- JAJ Appl Physiol (1985) 2018 Nov 01
- Hyperthermia causes hyperventilation at rest and during exercise. We previously reported that carotid chemoreceptors partly contribute to the hyperthermia-induced hyperventilation at rest. However, g...
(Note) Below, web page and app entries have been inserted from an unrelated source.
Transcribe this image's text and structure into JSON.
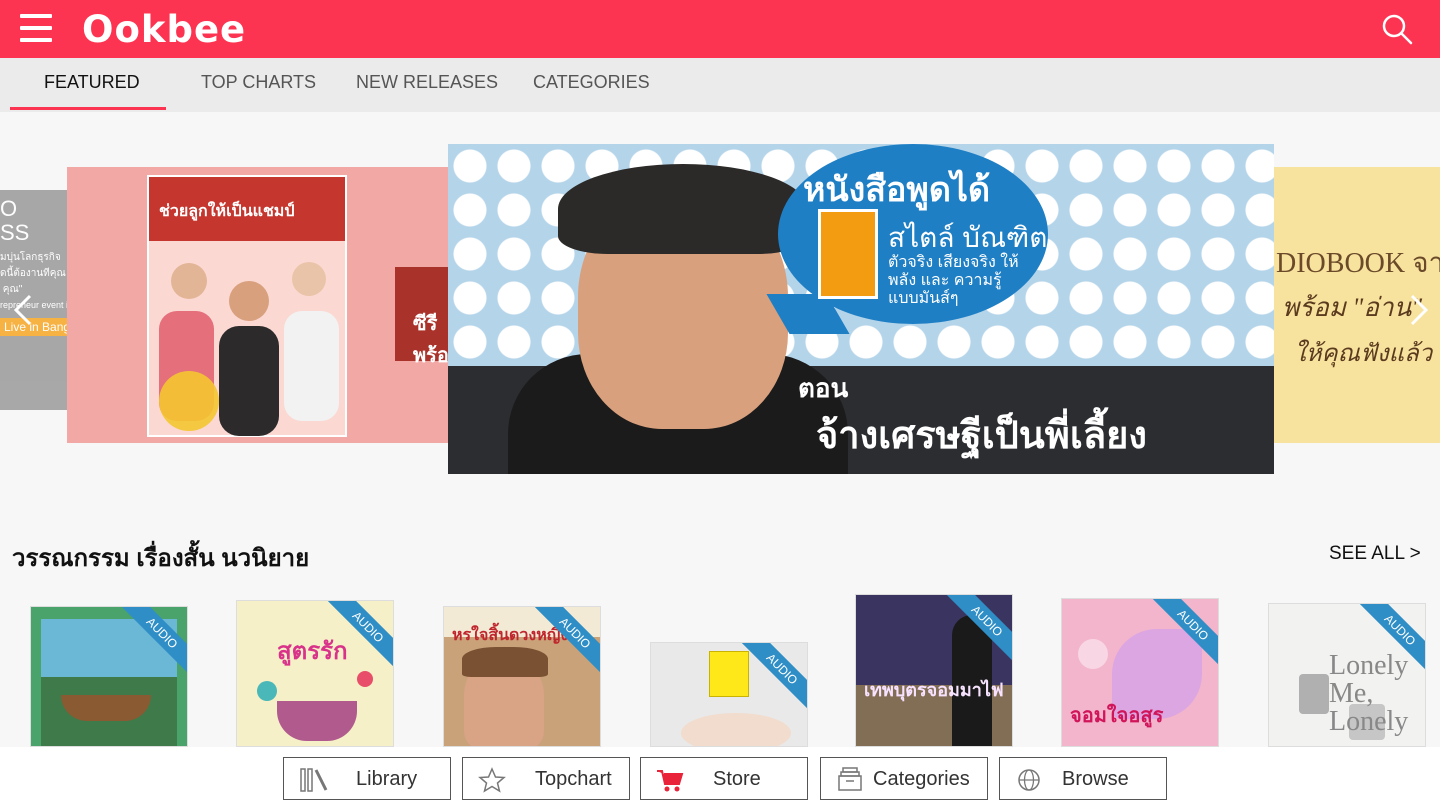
{
  "app": {
    "logo": "Ookbee"
  },
  "tabs": [
    {
      "label": "FEATURED",
      "active": true
    },
    {
      "label": "TOP CHARTS"
    },
    {
      "label": "NEW RELEASES"
    },
    {
      "label": "CATEGORIES"
    }
  ],
  "carousel": {
    "far_left": {
      "lines": [
        "O",
        "SS",
        "มบุ่นโลกธุรกิจ",
        "ดนี้ต้องานทีคุณ",
        "ุ คุณ\"",
        "repreneur event in 2015",
        "Live in Bangkok"
      ]
    },
    "left": {
      "cover_title": "ช่วยลูกให้เป็นแชมป์",
      "side_text": "ซีรี พร้อ"
    },
    "main": {
      "bubble_title": "หนังสือพูดได้",
      "bubble_subtitle": "สไตล์ บัณฑิต",
      "bubble_small": "ตัวจริง เสียงจริง ให้พลัง และ ความรู้ แบบมันส์ๆ",
      "episode_label": "ตอน",
      "episode_title": "จ้างเศรษฐีเป็นพี่เลี้ยง"
    },
    "right": {
      "line1": "DIOBOOK จาก",
      "line2": "พร้อม \"อ่าน\"",
      "line3": "ให้คุณฟังแล้ว"
    }
  },
  "section": {
    "title": "วรรณกรรม เรื่องสั้น นวนิยาย",
    "see_all": "SEE ALL >"
  },
  "books": [
    {
      "badge": "AUDIO",
      "cover_text": "",
      "color": "#4aa36a"
    },
    {
      "badge": "AUDIO",
      "cover_text": "สูตรรัก",
      "color": "#f6f0c8"
    },
    {
      "badge": "AUDIO",
      "cover_text": "หรใจสิ้นดวงหญิง",
      "color": "#c9a27a"
    },
    {
      "badge": "AUDIO",
      "cover_text": "",
      "color": "#e9e9e9"
    },
    {
      "badge": "AUDIO",
      "cover_text": "เทพบุตรจอมมาไฟ",
      "color": "#3a3560"
    },
    {
      "badge": "AUDIO",
      "cover_text": "จอมใจอสูร",
      "color": "#f3b5cb"
    },
    {
      "badge": "AUDIO",
      "cover_text": "Lonely Me, Lonely",
      "color": "#f2f2f0"
    }
  ],
  "bottom_nav": [
    {
      "label": "Library",
      "icon": "library-icon"
    },
    {
      "label": "Topchart",
      "icon": "star-icon"
    },
    {
      "label": "Store",
      "icon": "cart-icon"
    },
    {
      "label": "Categories",
      "icon": "categories-icon"
    },
    {
      "label": "Browse",
      "icon": "globe-icon"
    }
  ],
  "colors": {
    "brand": "#fc3451",
    "badge": "#2f8ec6"
  }
}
Hyperthermia causes hyperventilation at rest and during exercise. We previously reported that carotid chemoreceptors partly contribute to the hyperthermia-induced hyperventilation at rest. However, given that a hyperthermia-induced hyperventilation markedly differs between rest and exercise, the results obtained at rest may not be representative of the response in exercise. Therefore, we evaluated whether carotid chemoreceptors contribute to hyperthermia-induced hyperventilation in exercising humans. Eleven healthy young males (23±2 years) cycled in the heat (37°C) at a fixed submaximal workload equal to ~55% of the individual's pre-determined peak oxygen uptake (moderate intensity). In order to suppress carotid chemoreceptor activity, 30-s hyperoxia breathing (100% O2) was performed at rest (before exercise) and during exercise at increasing levels of hyperthermia as defined by an increase in esophageal temperature of 0.5°C (low), 1.0°C (moderate), 1.5°C (high), and 2.0°C (severe) above resting levels. Ventilation during exercise gradually increased as esophageal temperature increased (all P≤0.05), indicating that hyperthermia-induced hyperventilation occurred. Hyperoxia breathing suppressed ventilation in a greater manner during exercise (-9 to -13 L min-1) than at rest (-2±1 L min-1); however, the magnitude of reduction during exercise did not differ at low- (0.5°C) to severe- (2.0°C) increases in esophageal temperature (all P>0.05). Similarly, hyperoxia-induced changes in ventilation during exercise as assessed by %change from pre-hyperoxic levels were not different at all levels of hyperthermia (~15-20%, all P>0.05). We show that in young men, carotid chemoreceptor contribution to hyperthermia-induced hyperventilation is relatively small at low-to-severe increases in body core temperature induced by moderate-intensity exercise in the heat.